[TASK REQUIREMENTS] Lines with the word "zoom": copy all of them from the entries below.

*** Opening DATA FOR REVIEW ***

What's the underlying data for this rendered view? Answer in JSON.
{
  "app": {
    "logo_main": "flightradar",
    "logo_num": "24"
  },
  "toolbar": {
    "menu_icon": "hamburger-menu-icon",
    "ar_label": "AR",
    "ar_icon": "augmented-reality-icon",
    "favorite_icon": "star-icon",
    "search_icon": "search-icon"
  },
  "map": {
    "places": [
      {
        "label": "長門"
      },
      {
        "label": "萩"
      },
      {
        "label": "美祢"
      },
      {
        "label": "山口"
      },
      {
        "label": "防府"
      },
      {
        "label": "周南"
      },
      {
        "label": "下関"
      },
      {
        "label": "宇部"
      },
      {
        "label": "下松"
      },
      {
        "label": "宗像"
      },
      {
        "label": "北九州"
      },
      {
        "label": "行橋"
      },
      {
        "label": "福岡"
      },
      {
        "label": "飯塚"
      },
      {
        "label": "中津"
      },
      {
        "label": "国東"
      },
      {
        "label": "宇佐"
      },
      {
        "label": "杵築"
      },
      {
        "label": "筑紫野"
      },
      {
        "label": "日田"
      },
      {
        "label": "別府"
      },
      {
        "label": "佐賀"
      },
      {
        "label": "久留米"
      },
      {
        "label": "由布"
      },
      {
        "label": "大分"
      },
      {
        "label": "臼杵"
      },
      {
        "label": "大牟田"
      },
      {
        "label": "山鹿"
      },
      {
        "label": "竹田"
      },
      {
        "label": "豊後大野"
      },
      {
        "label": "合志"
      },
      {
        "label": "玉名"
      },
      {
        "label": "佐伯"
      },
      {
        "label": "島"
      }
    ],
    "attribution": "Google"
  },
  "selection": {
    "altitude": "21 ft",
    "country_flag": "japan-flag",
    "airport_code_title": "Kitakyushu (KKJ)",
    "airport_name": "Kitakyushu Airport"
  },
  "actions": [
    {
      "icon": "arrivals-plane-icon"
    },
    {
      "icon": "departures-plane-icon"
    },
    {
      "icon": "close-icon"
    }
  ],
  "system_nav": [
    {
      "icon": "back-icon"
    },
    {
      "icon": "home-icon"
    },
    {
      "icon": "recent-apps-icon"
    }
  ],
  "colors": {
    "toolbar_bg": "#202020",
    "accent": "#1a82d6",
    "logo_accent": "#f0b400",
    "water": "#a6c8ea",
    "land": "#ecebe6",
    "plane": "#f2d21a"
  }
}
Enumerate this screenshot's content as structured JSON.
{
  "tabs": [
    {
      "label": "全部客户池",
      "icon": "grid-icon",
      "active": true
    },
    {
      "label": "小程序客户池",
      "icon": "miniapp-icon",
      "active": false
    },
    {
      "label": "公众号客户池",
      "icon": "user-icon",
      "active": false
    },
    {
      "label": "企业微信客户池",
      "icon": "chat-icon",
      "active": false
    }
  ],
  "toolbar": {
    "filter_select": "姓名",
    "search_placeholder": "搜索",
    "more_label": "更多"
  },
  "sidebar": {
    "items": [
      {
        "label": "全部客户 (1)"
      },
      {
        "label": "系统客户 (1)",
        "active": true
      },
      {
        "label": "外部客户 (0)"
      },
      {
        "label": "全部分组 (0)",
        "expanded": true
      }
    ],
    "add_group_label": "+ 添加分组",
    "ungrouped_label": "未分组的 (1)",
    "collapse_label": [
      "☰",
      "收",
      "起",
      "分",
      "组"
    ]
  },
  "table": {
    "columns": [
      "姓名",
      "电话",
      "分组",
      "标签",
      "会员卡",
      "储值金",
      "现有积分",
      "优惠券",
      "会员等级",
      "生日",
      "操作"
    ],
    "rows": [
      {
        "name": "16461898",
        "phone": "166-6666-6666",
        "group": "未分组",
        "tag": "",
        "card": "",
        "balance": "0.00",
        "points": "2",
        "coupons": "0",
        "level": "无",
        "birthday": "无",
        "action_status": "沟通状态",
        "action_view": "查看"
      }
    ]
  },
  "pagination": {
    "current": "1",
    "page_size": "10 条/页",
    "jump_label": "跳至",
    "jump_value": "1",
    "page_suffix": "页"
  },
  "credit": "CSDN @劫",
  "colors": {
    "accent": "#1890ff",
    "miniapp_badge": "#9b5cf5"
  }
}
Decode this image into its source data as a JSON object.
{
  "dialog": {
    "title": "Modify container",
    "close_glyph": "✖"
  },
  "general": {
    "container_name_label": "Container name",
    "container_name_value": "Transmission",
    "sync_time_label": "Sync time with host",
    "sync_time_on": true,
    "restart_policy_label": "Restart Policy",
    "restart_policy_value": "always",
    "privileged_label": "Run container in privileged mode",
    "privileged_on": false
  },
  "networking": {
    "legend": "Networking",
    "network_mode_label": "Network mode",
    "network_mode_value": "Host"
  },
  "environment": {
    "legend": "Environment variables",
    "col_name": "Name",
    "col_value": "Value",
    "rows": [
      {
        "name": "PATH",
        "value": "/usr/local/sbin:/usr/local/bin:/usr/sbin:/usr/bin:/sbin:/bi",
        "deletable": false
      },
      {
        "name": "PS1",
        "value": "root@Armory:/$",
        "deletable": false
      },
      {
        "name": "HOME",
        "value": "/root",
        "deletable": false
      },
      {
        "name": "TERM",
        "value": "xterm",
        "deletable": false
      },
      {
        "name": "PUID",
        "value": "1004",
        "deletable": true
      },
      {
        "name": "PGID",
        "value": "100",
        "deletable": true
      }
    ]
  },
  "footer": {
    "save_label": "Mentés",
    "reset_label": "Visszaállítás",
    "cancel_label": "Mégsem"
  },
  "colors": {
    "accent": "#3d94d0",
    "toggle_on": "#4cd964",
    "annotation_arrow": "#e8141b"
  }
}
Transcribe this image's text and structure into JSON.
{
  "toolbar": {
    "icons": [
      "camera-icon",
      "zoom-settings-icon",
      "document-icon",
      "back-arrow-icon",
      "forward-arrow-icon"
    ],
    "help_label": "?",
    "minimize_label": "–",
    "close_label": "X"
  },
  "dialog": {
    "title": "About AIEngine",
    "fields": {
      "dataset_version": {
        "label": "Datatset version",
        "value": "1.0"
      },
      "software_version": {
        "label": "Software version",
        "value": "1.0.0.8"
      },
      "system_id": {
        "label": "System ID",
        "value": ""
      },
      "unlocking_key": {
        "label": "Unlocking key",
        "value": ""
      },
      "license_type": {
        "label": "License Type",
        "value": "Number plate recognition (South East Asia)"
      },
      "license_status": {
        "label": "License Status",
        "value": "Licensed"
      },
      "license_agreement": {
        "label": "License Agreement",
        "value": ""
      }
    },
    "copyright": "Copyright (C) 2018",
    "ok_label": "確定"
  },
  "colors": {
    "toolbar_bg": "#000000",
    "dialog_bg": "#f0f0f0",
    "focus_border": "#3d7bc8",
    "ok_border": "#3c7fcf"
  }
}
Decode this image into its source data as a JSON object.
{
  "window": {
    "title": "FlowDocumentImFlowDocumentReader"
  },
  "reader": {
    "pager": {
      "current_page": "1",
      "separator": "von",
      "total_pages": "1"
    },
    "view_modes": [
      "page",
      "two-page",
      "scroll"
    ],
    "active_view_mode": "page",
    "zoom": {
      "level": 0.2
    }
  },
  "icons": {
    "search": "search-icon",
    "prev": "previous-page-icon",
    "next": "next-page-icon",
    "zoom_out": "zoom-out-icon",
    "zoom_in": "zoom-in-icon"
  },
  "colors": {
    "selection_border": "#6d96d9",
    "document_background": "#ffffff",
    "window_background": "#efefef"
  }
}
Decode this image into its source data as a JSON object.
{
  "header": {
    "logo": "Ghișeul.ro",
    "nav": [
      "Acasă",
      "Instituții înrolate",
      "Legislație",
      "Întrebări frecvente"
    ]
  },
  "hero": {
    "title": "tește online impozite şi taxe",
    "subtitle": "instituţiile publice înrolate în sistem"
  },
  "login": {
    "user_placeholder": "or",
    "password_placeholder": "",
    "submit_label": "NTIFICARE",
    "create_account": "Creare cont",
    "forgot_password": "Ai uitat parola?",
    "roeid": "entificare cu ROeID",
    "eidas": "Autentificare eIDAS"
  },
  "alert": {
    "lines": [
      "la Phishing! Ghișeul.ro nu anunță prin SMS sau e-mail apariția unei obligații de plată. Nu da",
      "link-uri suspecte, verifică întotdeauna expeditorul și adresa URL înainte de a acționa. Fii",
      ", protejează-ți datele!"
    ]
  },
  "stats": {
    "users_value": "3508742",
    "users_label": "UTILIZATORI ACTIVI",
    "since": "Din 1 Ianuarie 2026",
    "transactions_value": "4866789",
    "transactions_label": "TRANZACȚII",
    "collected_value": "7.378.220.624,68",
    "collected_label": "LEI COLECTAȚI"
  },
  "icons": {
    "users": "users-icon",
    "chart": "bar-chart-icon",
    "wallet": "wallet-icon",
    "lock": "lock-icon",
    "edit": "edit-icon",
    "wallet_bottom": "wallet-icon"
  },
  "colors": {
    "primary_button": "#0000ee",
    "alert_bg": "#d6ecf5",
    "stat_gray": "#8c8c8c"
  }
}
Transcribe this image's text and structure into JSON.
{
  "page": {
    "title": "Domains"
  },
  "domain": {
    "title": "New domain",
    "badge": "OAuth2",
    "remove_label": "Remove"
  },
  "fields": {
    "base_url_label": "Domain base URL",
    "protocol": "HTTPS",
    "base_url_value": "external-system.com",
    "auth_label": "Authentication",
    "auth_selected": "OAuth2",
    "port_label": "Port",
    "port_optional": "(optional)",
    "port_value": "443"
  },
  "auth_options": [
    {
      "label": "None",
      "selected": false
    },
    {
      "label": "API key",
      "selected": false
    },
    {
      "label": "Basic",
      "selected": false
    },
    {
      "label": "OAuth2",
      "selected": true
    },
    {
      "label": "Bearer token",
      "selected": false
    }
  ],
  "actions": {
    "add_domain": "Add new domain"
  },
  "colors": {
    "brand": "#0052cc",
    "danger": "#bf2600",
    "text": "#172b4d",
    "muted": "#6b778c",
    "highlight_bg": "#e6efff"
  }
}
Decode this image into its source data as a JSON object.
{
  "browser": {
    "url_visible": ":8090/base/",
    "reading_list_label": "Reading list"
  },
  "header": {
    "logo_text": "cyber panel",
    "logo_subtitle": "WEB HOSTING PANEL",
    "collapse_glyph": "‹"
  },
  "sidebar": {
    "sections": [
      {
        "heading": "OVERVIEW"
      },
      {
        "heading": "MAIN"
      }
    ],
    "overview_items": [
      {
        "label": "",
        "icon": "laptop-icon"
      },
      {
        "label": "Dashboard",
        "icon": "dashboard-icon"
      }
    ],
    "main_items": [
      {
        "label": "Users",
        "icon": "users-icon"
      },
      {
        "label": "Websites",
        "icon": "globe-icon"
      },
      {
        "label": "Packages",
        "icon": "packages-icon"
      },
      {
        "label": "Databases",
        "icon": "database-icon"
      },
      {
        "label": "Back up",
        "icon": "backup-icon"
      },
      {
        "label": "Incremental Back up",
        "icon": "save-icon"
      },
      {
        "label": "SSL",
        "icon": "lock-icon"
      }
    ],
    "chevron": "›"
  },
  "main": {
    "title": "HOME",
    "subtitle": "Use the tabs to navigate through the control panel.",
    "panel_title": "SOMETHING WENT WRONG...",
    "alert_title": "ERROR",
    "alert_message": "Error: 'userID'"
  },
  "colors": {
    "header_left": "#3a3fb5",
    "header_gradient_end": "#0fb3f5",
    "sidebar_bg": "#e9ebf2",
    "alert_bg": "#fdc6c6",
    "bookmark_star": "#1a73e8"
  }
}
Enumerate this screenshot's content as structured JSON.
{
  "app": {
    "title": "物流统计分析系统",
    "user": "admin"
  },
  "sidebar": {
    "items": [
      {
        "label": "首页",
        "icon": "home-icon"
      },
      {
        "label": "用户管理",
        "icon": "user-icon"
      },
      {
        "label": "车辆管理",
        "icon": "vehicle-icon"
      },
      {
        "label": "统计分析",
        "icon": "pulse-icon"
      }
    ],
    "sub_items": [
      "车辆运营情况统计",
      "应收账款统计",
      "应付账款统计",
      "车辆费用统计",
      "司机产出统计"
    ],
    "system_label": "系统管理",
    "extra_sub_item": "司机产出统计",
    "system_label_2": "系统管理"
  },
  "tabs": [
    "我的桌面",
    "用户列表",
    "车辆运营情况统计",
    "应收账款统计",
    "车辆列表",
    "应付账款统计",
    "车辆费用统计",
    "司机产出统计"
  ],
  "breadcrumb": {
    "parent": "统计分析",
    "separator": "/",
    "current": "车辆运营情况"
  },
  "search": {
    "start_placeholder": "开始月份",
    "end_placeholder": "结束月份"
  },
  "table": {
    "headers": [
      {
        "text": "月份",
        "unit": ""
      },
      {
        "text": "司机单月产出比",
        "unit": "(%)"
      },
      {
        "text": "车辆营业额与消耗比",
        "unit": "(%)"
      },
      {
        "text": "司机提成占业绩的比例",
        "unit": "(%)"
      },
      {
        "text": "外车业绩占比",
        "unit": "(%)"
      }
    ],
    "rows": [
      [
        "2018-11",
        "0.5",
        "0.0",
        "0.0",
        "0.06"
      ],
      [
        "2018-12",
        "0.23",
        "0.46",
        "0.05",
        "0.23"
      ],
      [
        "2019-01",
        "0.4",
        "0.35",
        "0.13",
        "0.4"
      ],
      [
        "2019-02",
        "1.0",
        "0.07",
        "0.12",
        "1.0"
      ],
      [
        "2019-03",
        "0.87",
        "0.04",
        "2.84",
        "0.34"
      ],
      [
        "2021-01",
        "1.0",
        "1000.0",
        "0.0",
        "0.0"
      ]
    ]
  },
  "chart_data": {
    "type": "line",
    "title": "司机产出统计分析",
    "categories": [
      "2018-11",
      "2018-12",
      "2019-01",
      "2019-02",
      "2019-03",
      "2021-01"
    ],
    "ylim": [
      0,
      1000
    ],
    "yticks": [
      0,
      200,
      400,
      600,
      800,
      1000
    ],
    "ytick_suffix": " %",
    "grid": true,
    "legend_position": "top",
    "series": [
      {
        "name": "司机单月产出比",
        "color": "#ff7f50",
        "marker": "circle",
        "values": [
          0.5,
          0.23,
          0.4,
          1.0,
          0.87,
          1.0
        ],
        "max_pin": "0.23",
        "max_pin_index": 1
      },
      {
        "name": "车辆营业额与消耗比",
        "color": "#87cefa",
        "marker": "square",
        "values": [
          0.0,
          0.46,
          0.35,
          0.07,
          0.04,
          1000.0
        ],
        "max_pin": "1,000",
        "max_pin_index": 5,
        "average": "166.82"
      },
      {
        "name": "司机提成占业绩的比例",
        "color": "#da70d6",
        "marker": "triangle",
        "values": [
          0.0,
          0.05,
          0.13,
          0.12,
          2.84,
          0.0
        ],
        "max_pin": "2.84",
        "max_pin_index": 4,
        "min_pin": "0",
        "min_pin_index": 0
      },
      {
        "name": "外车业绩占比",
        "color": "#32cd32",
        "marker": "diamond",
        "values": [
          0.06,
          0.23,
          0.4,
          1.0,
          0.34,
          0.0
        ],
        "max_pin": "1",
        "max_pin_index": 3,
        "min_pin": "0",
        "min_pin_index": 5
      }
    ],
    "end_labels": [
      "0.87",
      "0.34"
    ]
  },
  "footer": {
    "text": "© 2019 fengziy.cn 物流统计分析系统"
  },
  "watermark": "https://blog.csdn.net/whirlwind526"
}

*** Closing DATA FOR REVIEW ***

[EXERCISE ANSWER]
      "zoom-settings-icon",
    "zoom": {
    "zoom_out": "zoom-out-icon",
    "zoom_in": "zoom-in-icon"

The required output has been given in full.